Stored dataset items
***
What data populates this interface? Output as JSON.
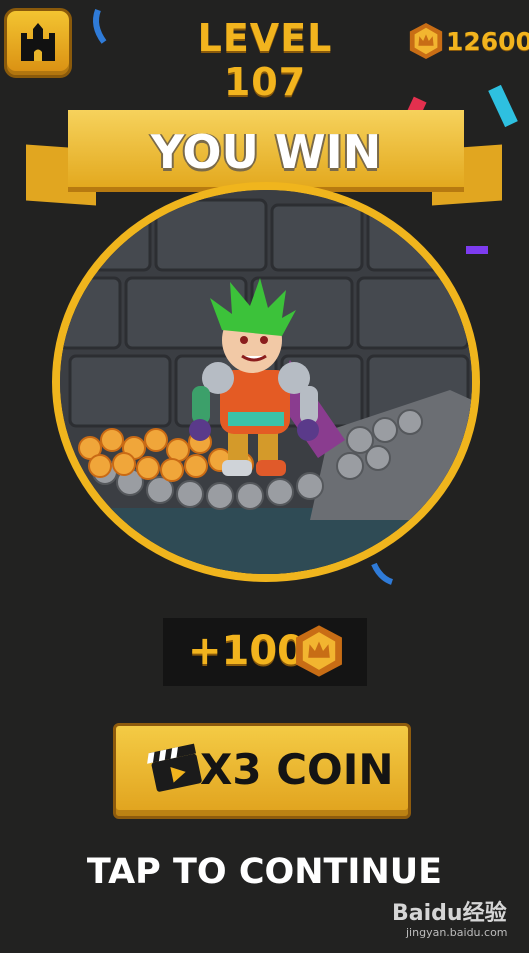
{
  "header": {
    "level_title": "LEVEL 107",
    "coin_count": "12600",
    "home_icon": "castle-icon"
  },
  "banner": {
    "title": "YOU WIN"
  },
  "reward": {
    "amount": "+100",
    "icon": "crown-coin-icon"
  },
  "x3_button": {
    "label": "X3 COIN",
    "icon": "video-clapper-icon"
  },
  "continue_text": "TAP TO CONTINUE",
  "watermark": {
    "brand": "Baidu经验",
    "url": "jingyan.baidu.com"
  },
  "colors": {
    "background": "#222221",
    "gold": "#f2b41e",
    "banner_gold": "#e3a91f",
    "hero_hair": "#3cc23a"
  }
}
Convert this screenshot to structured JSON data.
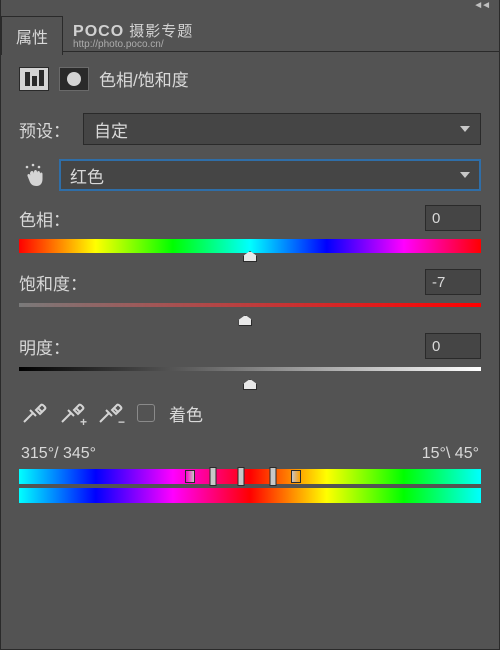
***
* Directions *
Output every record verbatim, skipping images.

* Solution for this problem *
What data populates this interface? Output as JSON.
{
  "header": {
    "level_title": "LEVEL 107",
    "coin_count": "12600",
    "home_icon": "castle-icon"
  },
  "banner": {
    "title": "YOU WIN"
  },
  "reward": {
    "amount": "+100",
    "icon": "crown-coin-icon"
  },
  "x3_button": {
    "label": "X3 COIN",
    "icon": "video-clapper-icon"
  },
  "continue_text": "TAP TO CONTINUE",
  "watermark": {
    "brand": "Baidu经验",
    "url": "jingyan.baidu.com"
  },
  "colors": {
    "background": "#222221",
    "gold": "#f2b41e",
    "banner_gold": "#e3a91f",
    "hero_hair": "#3cc23a"
  }
}
Convert this screenshot to structured JSON data.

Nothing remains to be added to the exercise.